Web page and app entries
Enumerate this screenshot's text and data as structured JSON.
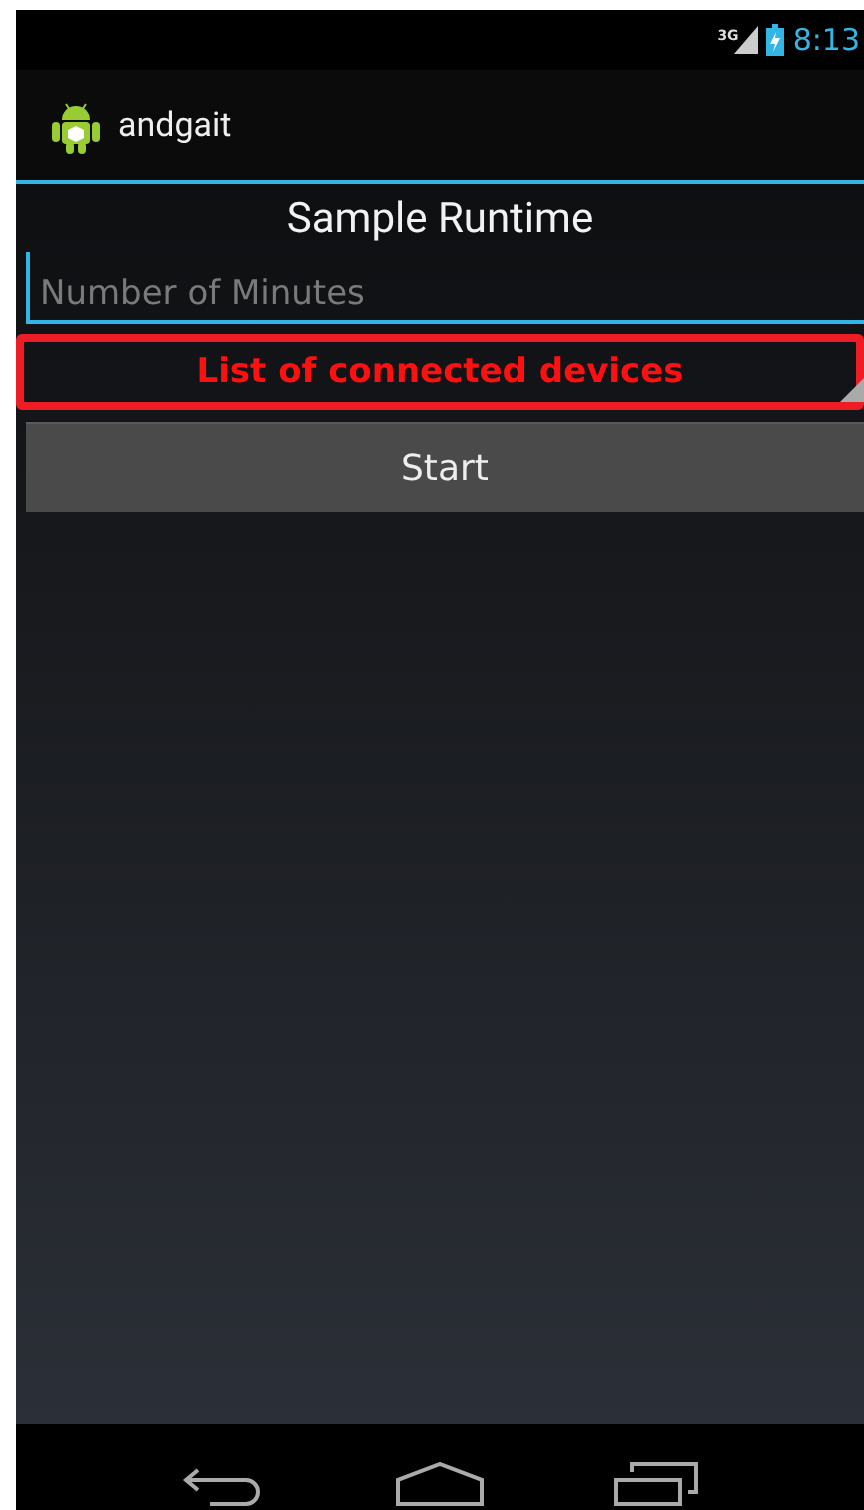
{
  "status_bar": {
    "network": "3G",
    "time": "8:13"
  },
  "action_bar": {
    "title": "andgait"
  },
  "form": {
    "heading": "Sample Runtime",
    "minutes_field": {
      "placeholder": "Number of Minutes",
      "focused": true
    },
    "device_spinner": {
      "label": "List of connected devices",
      "highlighted": true
    },
    "start_button": {
      "label": "Start"
    }
  }
}
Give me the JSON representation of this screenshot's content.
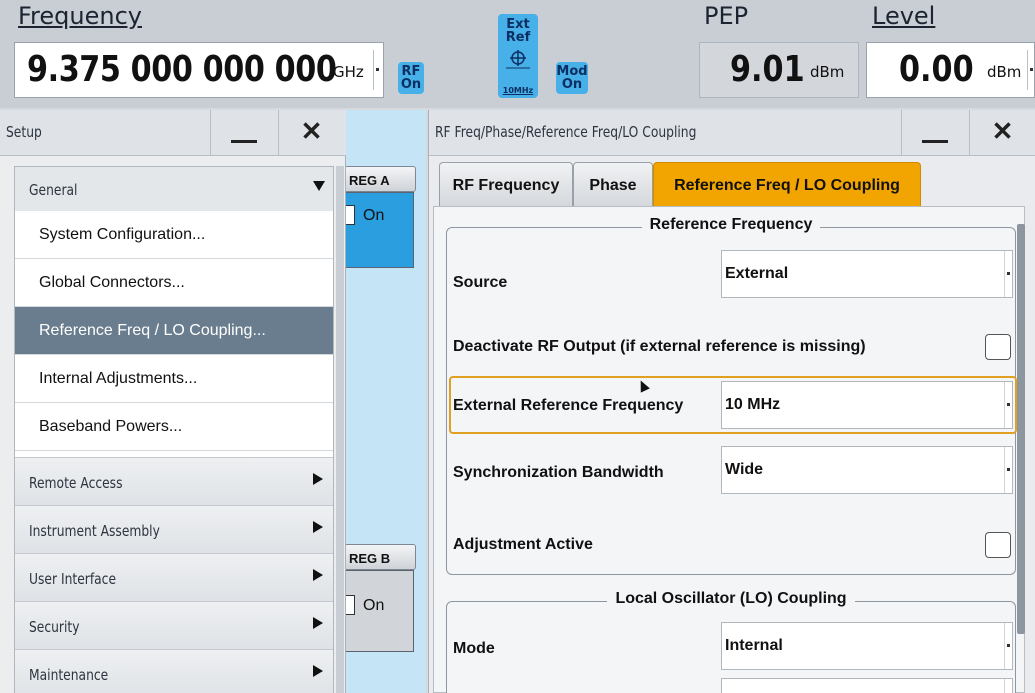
{
  "status_bar": {
    "frequency_label": "Frequency",
    "frequency_value": "9.375 000 000 000",
    "frequency_unit": "GHz",
    "rf_chip": [
      "RF",
      "On"
    ],
    "ext_ref_chip": [
      "Ext",
      "Ref"
    ],
    "ext_ref_sub": "10MHz",
    "mod_chip": [
      "Mod",
      "On"
    ],
    "pep_label": "PEP",
    "pep_value": "9.01",
    "pep_unit": "dBm",
    "level_label": "Level",
    "level_value": "0.00",
    "level_unit": "dBm"
  },
  "setup_panel": {
    "title": "Setup",
    "expanded_category": "General",
    "general_items": [
      {
        "label": "System Configuration...",
        "selected": false
      },
      {
        "label": "Global Connectors...",
        "selected": false
      },
      {
        "label": "Reference Freq / LO Coupling...",
        "selected": true
      },
      {
        "label": "Internal Adjustments...",
        "selected": false
      },
      {
        "label": "Baseband Powers...",
        "selected": false
      }
    ],
    "categories": [
      "Remote Access",
      "Instrument Assembly",
      "User Interface",
      "Security",
      "Maintenance"
    ]
  },
  "background_blocks": {
    "reg_a": "REG A",
    "reg_b": "REG B",
    "on_label": "On"
  },
  "dialog": {
    "title": "RF Freq/Phase/Reference Freq/LO Coupling",
    "tabs": [
      {
        "label": "RF Frequency",
        "active": false
      },
      {
        "label": "Phase",
        "active": false
      },
      {
        "label": "Reference Freq / LO Coupling",
        "active": true
      }
    ],
    "reference_frequency": {
      "heading": "Reference Frequency",
      "source_label": "Source",
      "source_value": "External",
      "deactivate_label": "Deactivate RF Output (if external reference is missing)",
      "deactivate_checked": false,
      "ext_ref_freq_label": "External Reference Frequency",
      "ext_ref_freq_value": "10 MHz",
      "sync_bw_label": "Synchronization Bandwidth",
      "sync_bw_value": "Wide",
      "adjustment_label": "Adjustment Active",
      "adjustment_checked": false
    },
    "lo_coupling": {
      "heading": "Local Oscillator (LO) Coupling",
      "mode_label": "Mode",
      "mode_value": "Internal"
    }
  },
  "colors": {
    "accent_tab": "#f2a400",
    "chip_blue": "#47b0e8",
    "selected_row": "#6a7d8f",
    "highlight_border": "#e0a020"
  }
}
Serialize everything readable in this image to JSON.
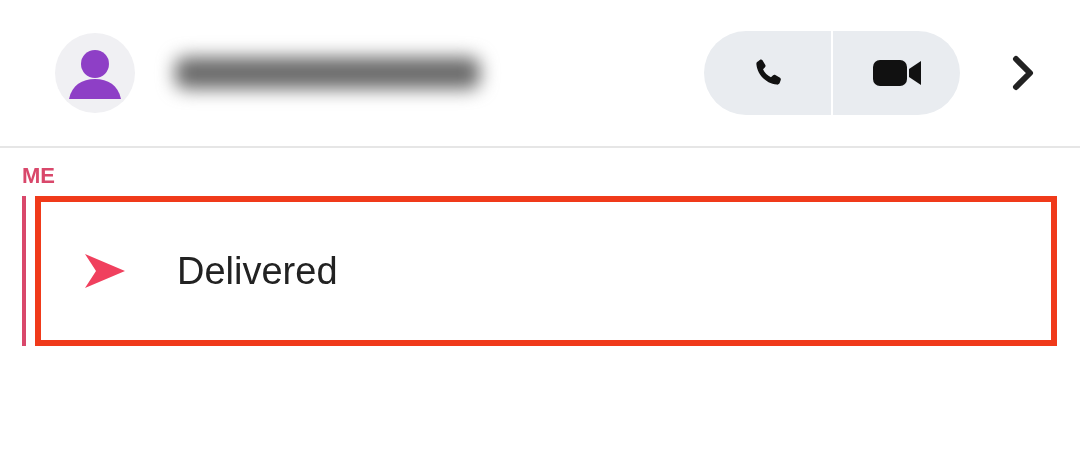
{
  "header": {
    "actions": [
      {
        "kind": "call"
      },
      {
        "kind": "video"
      }
    ]
  },
  "conversation": {
    "sender": "ME",
    "messages": [
      {
        "status": "Delivered",
        "highlighted": true
      }
    ]
  }
}
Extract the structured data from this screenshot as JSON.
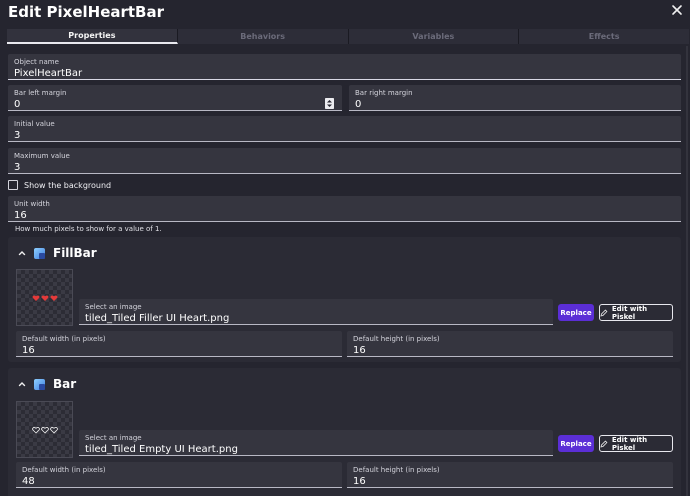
{
  "dialog": {
    "title": "Edit PixelHeartBar",
    "close_icon": "close-icon"
  },
  "tabs": [
    {
      "label": "Properties",
      "active": true
    },
    {
      "label": "Behaviors",
      "active": false
    },
    {
      "label": "Variables",
      "active": false
    },
    {
      "label": "Effects",
      "active": false
    }
  ],
  "fields": {
    "object_name": {
      "label": "Object name",
      "value": "PixelHeartBar"
    },
    "bar_left_margin": {
      "label": "Bar left margin",
      "value": "0"
    },
    "bar_right_margin": {
      "label": "Bar right margin",
      "value": "0"
    },
    "initial_value": {
      "label": "Initial value",
      "value": "3"
    },
    "maximum_value": {
      "label": "Maximum value",
      "value": "3"
    },
    "show_background": {
      "label": "Show the background",
      "checked": false
    },
    "unit_width": {
      "label": "Unit width",
      "value": "16",
      "help": "How much pixels to show for a value of 1."
    }
  },
  "sections": [
    {
      "title": "FillBar",
      "image_label": "Select an image",
      "image_value": "tiled_Tiled Filler UI Heart.png",
      "replace_label": "Replace",
      "piskel_label": "Edit with Piskel",
      "width_label": "Default width (in pixels)",
      "width_value": "16",
      "height_label": "Default height (in pixels)",
      "height_value": "16",
      "hearts": "filled"
    },
    {
      "title": "Bar",
      "image_label": "Select an image",
      "image_value": "tiled_Tiled Empty UI Heart.png",
      "replace_label": "Replace",
      "piskel_label": "Edit with Piskel",
      "width_label": "Default width (in pixels)",
      "width_value": "48",
      "height_label": "Default height (in pixels)",
      "height_value": "16",
      "hearts": "outline"
    }
  ],
  "colors": {
    "background": "#25252f",
    "field": "#35353f",
    "accent": "#5b2ed6",
    "heart": "#e53a3a"
  }
}
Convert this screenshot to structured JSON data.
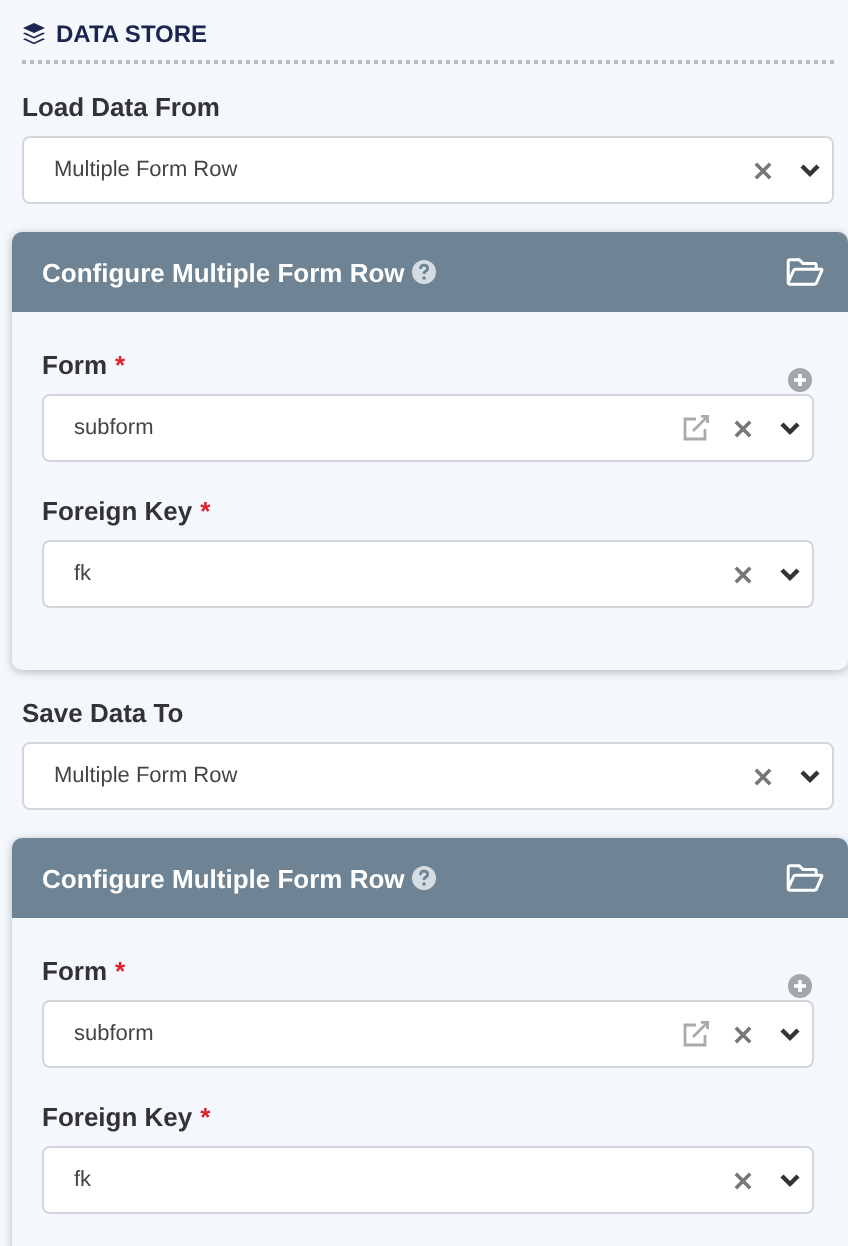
{
  "header": {
    "title": "DATA STORE"
  },
  "sections": [
    {
      "label": "Load Data From",
      "value": "Multiple Form Row",
      "panel": {
        "title": "Configure Multiple Form Row",
        "fields": [
          {
            "kind": "form",
            "label": "Form",
            "required_mark": "*",
            "value": "subform"
          },
          {
            "kind": "key",
            "label": "Foreign Key",
            "required_mark": "*",
            "value": "fk"
          }
        ]
      }
    },
    {
      "label": "Save Data To",
      "value": "Multiple Form Row",
      "panel": {
        "title": "Configure Multiple Form Row",
        "fields": [
          {
            "kind": "form",
            "label": "Form",
            "required_mark": "*",
            "value": "subform"
          },
          {
            "kind": "key",
            "label": "Foreign Key",
            "required_mark": "*",
            "value": "fk"
          }
        ]
      }
    }
  ]
}
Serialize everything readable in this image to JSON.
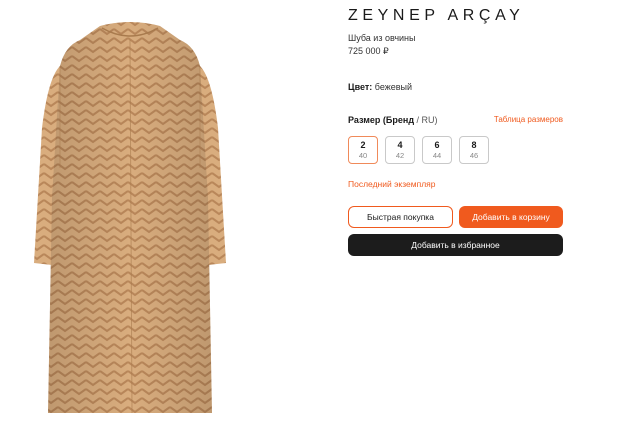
{
  "product": {
    "brand": "ZEYNEP ARÇAY",
    "name": "Шуба из овчины",
    "price": "725 000 ₽",
    "color_label": "Цвет:",
    "color_value": "бежевый",
    "image_color": "#d4a97a",
    "image_stripe_color": "#b07d4e"
  },
  "size": {
    "label": "Размер (Бренд",
    "unit_suffix": "/ RU)",
    "chart_link": "Таблица размеров",
    "options": [
      {
        "brand": "2",
        "ru": "40",
        "selected": true
      },
      {
        "brand": "4",
        "ru": "42",
        "selected": false
      },
      {
        "brand": "6",
        "ru": "44",
        "selected": false
      },
      {
        "brand": "8",
        "ru": "46",
        "selected": false
      }
    ]
  },
  "stock_note": "Последний экземпляр",
  "actions": {
    "quick_buy": "Быстрая покупка",
    "add_to_cart": "Добавить в корзину",
    "add_to_favorites": "Добавить в избранное"
  },
  "colors": {
    "accent": "#f05a1e",
    "dark_button": "#1c1c1c"
  }
}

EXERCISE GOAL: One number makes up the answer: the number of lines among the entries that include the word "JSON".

ANSWER TO THE PROBLEM: 6